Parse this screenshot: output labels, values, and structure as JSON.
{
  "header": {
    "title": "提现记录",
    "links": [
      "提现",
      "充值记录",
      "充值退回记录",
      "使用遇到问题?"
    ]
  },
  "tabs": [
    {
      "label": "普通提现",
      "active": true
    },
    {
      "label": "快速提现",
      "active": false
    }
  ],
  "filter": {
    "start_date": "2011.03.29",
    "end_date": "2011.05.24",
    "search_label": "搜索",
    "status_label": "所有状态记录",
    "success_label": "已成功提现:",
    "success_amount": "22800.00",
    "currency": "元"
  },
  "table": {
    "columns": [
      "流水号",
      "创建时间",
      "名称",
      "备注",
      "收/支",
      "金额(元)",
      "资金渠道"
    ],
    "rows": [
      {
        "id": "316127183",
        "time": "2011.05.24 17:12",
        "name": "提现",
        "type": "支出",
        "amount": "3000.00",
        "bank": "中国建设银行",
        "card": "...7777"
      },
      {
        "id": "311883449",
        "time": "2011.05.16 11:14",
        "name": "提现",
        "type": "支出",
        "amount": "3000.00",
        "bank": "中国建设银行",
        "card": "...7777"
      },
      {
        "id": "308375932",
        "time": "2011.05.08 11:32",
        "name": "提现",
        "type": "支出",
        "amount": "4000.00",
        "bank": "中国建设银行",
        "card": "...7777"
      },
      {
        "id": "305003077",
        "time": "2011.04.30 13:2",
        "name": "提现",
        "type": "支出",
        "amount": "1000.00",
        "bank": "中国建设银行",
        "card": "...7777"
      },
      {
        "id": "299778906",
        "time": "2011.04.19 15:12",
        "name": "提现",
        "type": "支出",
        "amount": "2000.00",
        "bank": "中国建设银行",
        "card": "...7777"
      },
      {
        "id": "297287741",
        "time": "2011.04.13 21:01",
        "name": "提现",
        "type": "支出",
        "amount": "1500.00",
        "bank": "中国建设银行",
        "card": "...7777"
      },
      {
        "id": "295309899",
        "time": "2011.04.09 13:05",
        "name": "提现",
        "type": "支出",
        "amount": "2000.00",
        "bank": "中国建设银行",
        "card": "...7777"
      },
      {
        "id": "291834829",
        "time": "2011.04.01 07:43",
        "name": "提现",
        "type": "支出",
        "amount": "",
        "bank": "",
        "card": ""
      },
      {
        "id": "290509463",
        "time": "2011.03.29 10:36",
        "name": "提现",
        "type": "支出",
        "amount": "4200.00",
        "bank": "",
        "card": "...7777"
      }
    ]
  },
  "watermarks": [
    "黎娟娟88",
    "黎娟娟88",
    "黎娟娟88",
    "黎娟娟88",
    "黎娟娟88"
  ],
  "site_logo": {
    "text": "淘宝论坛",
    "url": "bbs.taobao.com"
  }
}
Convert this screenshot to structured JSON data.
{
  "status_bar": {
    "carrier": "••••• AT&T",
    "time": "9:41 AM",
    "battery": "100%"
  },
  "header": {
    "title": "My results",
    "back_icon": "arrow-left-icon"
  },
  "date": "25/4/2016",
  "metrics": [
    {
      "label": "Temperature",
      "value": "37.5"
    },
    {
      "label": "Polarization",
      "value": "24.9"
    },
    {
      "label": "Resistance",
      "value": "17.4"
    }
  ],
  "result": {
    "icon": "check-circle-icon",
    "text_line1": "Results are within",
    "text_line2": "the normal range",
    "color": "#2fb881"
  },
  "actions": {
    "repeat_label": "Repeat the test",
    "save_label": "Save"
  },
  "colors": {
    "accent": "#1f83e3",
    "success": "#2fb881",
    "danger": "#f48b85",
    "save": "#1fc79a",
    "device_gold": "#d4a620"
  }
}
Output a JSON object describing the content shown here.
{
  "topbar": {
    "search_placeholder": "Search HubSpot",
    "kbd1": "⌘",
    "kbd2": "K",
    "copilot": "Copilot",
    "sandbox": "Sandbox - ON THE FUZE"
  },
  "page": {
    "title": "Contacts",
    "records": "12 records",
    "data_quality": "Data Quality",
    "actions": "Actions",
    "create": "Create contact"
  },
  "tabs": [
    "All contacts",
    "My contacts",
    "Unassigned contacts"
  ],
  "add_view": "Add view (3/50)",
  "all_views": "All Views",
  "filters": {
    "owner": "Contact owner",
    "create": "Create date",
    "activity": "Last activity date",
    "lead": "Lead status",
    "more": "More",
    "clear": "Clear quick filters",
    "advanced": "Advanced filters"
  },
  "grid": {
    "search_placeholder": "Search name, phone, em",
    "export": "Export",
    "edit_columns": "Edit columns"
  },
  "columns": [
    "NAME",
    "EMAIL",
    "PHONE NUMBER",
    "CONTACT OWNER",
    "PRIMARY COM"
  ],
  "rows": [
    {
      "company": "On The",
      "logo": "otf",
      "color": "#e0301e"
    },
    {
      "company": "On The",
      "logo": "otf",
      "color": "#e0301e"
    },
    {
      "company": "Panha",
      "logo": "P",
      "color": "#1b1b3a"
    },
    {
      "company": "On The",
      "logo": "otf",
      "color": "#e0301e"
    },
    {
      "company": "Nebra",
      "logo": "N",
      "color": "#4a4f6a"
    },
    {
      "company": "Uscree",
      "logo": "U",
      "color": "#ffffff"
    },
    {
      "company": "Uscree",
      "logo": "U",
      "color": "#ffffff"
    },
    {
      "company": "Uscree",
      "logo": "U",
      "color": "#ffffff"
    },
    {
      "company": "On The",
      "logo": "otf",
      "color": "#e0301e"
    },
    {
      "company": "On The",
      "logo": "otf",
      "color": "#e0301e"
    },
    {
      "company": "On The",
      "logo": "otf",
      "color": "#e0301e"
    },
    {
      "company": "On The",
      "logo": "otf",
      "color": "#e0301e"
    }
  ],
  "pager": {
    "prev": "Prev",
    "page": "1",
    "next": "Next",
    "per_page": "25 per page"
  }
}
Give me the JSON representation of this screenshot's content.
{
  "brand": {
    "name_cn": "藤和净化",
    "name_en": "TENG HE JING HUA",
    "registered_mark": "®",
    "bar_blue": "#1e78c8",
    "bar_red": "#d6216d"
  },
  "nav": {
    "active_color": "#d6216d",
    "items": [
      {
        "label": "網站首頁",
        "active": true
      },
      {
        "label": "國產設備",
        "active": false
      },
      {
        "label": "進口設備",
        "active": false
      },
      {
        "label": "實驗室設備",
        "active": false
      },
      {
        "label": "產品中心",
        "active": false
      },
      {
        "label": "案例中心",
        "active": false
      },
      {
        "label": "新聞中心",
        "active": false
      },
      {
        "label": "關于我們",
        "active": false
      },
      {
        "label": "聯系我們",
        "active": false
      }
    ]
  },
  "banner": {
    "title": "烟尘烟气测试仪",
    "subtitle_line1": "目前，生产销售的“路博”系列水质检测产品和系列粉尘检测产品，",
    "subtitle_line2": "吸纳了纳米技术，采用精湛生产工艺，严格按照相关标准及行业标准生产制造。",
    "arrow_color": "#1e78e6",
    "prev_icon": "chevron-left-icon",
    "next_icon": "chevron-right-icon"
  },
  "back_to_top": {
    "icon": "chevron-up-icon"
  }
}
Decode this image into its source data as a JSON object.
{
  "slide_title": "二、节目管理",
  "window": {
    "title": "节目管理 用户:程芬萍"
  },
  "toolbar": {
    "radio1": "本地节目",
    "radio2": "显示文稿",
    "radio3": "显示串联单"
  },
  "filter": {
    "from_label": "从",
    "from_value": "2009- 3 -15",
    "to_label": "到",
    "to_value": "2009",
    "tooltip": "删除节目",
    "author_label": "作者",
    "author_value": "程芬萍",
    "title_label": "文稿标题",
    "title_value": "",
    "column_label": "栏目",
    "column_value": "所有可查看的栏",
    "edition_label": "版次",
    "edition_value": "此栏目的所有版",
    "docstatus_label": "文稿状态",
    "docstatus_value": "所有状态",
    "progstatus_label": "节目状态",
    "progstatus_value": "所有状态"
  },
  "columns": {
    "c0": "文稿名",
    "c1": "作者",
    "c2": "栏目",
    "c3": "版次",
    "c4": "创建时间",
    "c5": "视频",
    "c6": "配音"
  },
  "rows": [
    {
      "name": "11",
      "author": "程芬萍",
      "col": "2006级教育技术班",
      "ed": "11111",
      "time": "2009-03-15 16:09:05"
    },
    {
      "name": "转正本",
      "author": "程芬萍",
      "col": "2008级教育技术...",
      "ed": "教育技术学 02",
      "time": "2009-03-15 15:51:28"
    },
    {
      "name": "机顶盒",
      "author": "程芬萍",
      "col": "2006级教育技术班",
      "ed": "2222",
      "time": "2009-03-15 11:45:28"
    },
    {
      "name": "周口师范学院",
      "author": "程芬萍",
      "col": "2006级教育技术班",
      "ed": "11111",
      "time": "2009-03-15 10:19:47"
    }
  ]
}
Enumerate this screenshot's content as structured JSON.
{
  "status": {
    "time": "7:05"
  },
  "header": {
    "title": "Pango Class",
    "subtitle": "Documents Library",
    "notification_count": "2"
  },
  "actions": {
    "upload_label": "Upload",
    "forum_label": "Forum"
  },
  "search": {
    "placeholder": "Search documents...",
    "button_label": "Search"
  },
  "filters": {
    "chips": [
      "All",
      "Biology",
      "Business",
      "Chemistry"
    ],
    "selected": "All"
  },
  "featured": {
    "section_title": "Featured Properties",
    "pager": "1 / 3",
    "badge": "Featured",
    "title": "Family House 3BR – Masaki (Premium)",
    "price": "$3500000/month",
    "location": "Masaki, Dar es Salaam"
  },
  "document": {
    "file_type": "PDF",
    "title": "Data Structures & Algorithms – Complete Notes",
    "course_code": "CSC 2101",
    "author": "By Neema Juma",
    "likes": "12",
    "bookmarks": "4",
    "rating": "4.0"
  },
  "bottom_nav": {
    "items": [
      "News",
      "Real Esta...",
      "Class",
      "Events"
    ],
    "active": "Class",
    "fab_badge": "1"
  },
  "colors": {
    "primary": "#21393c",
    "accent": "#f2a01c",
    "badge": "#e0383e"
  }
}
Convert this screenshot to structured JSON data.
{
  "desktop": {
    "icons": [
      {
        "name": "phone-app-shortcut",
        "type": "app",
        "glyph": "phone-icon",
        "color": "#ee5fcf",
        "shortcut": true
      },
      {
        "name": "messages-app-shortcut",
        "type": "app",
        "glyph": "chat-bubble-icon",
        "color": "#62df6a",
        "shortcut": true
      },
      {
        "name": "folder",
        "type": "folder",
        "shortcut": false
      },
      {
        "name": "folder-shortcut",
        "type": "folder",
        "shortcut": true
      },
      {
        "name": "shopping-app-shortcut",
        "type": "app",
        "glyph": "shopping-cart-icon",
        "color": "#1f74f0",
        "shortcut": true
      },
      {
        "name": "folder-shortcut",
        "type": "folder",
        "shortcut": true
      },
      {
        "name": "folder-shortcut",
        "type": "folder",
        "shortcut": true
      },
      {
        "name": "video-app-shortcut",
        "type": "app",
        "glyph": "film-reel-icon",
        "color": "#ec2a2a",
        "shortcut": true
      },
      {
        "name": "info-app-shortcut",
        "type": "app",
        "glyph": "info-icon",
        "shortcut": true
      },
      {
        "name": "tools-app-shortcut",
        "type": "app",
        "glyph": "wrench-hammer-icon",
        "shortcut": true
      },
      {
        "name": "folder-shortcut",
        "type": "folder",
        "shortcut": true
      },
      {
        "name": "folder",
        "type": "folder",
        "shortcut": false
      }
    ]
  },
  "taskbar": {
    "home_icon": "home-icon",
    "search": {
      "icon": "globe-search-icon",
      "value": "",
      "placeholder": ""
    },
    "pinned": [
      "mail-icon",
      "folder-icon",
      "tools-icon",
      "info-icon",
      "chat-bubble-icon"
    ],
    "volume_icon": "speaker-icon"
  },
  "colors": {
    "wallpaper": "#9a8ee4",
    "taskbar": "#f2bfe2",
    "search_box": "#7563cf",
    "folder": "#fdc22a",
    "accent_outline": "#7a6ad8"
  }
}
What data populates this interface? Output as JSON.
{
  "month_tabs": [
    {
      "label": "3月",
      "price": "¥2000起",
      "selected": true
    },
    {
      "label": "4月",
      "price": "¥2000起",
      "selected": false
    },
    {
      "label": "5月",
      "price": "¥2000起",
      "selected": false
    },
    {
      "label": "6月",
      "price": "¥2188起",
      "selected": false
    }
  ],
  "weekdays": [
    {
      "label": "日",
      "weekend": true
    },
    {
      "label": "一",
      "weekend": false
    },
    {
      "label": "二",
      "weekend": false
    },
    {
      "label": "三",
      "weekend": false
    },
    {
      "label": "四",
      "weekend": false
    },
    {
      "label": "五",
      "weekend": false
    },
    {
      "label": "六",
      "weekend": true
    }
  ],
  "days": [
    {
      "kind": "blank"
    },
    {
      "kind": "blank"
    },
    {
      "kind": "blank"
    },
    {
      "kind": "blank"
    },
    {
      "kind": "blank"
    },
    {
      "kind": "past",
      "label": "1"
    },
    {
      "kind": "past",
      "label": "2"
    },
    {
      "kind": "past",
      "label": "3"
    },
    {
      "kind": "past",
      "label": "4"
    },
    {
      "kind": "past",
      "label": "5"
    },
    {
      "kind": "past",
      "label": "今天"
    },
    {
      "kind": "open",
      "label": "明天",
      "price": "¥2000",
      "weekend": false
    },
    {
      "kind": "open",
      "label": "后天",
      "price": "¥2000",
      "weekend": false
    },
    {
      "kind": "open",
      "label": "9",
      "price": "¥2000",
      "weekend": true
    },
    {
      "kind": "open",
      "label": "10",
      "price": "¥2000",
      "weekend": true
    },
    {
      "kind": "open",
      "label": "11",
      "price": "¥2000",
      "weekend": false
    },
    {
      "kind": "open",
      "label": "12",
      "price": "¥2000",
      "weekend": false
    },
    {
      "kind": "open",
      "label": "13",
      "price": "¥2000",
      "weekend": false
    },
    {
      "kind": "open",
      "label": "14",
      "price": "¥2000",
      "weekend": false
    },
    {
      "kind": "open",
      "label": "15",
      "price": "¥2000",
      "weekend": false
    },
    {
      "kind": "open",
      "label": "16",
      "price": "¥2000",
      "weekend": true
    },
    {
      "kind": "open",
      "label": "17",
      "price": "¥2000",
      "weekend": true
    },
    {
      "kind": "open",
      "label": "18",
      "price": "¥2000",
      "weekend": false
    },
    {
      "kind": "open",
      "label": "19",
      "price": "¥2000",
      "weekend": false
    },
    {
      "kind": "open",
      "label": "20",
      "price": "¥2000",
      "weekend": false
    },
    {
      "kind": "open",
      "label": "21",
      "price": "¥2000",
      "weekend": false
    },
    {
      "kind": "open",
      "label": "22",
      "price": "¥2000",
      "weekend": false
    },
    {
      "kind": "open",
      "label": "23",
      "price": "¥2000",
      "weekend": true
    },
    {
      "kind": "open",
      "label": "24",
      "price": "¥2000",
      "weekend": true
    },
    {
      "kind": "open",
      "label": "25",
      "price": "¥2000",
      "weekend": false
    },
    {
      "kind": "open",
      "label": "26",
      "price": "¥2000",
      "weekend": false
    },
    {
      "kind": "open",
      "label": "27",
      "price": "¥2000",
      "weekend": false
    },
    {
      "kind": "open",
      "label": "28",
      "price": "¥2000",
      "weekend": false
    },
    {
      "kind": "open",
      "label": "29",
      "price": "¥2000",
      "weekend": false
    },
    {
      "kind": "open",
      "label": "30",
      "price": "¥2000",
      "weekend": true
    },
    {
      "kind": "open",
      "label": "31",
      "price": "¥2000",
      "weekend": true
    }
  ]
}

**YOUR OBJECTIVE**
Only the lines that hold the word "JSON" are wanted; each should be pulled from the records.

**ANSWER FOR THE TASK**
Parse this screenshot: output labels, values, and structure as JSON.
Convert this screenshot to structured JSON data.
Output a JSON object describing the content shown here.
Give me the JSON representation of this screenshot's content.
Decode this image into its source data as a JSON object.
Enumerate this screenshot's content as structured JSON.
Convert this screenshot to structured JSON data.
What data populates this interface? Output as JSON.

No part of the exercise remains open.